– whuber
Apr 25 at 13:11
• @whuber: Thanks a lot for mentioning the notion of "tolerance interval" which I wasn't familiar with. Most likely the keyword I was missing in my search. Answers are still welcome, but I will look into it myself and hopefully be able to answer my own answer on that basis soon.
– FZS
Apr 25 at 14:12

If I understand things correctly so far, one connection with the $$\bar{x} + 2s$$ rule of thumb is that, with normal data, as the sample-size $$n$$ tends to infinity, $$\bar{x} + 1.96s$$ obviously gets closer and closer to including 95% of the population (as $$n$$ tends to infinity, this is true, I believe, for any level of confidence, be it 95%, 99%, 99.9%,...).

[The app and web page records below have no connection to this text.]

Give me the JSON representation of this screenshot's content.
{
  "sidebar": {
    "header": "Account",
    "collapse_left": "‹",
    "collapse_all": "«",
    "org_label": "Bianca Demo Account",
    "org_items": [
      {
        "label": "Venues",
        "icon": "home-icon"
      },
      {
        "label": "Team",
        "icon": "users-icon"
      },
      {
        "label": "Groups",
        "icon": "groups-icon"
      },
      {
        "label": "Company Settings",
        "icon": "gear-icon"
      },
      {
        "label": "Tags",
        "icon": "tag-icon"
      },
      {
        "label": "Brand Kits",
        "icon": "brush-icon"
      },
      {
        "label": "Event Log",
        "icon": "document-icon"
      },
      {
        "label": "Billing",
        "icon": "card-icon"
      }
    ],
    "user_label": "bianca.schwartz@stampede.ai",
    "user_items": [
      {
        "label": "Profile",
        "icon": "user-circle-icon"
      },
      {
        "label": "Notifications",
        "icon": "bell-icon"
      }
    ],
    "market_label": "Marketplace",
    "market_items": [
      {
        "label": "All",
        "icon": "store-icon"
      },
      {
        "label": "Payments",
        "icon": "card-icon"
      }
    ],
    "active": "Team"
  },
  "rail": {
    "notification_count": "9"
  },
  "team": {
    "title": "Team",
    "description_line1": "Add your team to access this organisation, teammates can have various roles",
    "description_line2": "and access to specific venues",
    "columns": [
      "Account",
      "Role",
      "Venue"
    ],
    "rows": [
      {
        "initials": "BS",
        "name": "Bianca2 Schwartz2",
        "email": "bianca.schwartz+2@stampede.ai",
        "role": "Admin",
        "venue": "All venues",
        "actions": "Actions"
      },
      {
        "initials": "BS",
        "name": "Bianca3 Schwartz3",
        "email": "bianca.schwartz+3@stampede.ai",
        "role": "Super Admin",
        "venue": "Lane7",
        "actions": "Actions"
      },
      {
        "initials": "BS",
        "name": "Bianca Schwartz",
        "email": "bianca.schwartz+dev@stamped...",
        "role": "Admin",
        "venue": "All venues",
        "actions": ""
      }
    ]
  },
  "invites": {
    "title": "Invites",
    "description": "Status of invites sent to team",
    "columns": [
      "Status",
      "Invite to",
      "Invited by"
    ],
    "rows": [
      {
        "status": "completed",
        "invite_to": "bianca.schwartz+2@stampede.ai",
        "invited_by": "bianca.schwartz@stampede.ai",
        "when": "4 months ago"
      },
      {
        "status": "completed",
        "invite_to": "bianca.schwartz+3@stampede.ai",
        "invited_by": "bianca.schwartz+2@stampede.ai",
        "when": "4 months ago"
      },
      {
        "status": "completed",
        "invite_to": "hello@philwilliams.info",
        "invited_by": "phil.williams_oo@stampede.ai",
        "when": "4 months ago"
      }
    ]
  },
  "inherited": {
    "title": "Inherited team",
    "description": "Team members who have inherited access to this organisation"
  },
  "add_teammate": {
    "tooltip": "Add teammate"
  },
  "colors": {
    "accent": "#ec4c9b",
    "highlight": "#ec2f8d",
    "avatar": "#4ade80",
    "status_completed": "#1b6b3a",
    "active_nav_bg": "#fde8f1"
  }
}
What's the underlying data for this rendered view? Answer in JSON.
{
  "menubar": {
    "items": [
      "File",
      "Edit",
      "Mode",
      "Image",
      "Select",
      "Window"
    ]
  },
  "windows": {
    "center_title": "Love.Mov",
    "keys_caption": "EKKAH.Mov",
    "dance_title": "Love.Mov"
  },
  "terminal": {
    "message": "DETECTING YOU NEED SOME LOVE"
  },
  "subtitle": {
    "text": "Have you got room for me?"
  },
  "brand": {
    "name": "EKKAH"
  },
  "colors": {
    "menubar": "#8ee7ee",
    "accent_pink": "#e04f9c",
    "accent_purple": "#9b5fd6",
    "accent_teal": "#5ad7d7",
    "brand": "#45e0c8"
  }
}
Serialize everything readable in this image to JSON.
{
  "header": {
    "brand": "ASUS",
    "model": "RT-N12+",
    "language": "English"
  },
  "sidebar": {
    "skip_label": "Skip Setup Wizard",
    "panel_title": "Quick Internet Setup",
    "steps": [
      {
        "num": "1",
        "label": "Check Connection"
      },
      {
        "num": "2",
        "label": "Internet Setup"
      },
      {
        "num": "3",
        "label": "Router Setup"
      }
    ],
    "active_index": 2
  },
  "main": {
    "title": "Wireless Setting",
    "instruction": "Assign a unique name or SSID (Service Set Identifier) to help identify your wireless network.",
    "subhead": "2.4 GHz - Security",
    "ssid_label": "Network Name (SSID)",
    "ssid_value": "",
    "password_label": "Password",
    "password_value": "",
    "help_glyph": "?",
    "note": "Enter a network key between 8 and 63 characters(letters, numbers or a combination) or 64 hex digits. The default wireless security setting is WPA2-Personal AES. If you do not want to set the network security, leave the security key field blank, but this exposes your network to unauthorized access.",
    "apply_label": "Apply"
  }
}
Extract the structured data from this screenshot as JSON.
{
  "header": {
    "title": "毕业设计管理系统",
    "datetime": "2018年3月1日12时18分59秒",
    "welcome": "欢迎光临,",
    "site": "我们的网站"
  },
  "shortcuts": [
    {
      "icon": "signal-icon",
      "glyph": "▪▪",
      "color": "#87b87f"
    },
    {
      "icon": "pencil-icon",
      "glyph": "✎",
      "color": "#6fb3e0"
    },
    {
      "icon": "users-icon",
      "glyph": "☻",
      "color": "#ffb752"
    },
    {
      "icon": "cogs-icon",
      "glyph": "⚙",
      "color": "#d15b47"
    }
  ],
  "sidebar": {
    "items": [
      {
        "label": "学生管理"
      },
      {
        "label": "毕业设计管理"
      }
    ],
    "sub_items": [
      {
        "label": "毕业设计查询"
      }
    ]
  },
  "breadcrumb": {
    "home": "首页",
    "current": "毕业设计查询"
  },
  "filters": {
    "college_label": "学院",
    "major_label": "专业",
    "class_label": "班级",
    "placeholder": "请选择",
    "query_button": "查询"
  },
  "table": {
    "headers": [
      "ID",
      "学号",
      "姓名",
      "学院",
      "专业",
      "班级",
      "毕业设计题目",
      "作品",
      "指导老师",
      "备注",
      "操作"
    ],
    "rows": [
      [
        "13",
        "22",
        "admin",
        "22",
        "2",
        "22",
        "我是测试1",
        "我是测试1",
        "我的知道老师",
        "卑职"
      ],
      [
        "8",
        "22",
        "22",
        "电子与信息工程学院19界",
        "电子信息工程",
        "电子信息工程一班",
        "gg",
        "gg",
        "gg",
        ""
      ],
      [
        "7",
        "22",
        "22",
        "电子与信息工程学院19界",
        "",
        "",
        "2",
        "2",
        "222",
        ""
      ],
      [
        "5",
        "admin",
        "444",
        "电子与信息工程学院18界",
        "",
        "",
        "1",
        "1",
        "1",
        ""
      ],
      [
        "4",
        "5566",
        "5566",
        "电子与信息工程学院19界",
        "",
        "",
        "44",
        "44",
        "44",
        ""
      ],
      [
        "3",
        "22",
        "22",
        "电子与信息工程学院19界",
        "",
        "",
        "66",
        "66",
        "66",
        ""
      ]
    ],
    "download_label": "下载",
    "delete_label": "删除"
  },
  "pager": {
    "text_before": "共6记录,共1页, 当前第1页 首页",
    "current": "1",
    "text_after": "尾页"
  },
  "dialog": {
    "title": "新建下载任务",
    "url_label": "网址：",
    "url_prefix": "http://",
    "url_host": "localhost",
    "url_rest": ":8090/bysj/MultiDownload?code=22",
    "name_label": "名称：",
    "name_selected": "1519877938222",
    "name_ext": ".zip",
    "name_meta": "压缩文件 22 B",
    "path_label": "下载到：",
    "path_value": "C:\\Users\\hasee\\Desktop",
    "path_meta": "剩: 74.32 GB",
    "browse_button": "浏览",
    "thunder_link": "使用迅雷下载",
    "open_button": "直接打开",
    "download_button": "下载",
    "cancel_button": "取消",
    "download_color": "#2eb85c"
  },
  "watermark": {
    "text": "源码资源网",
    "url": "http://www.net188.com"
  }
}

However, for finite $$n$$, intervals including 95% of the population with, say, 95% confidence are larger than $$\bar{x} + 1.96s$$ (e.g., the interval is around $$\bar{x} + 2.75s$$ when $$n=20$$, where calculations are from https://statpages.info/tolintvl.html with underlying statistical assumption --- in particular, normal data --- described in https://www.itl.nist.gov/div898/handbook/prc/section2/prc263.htm).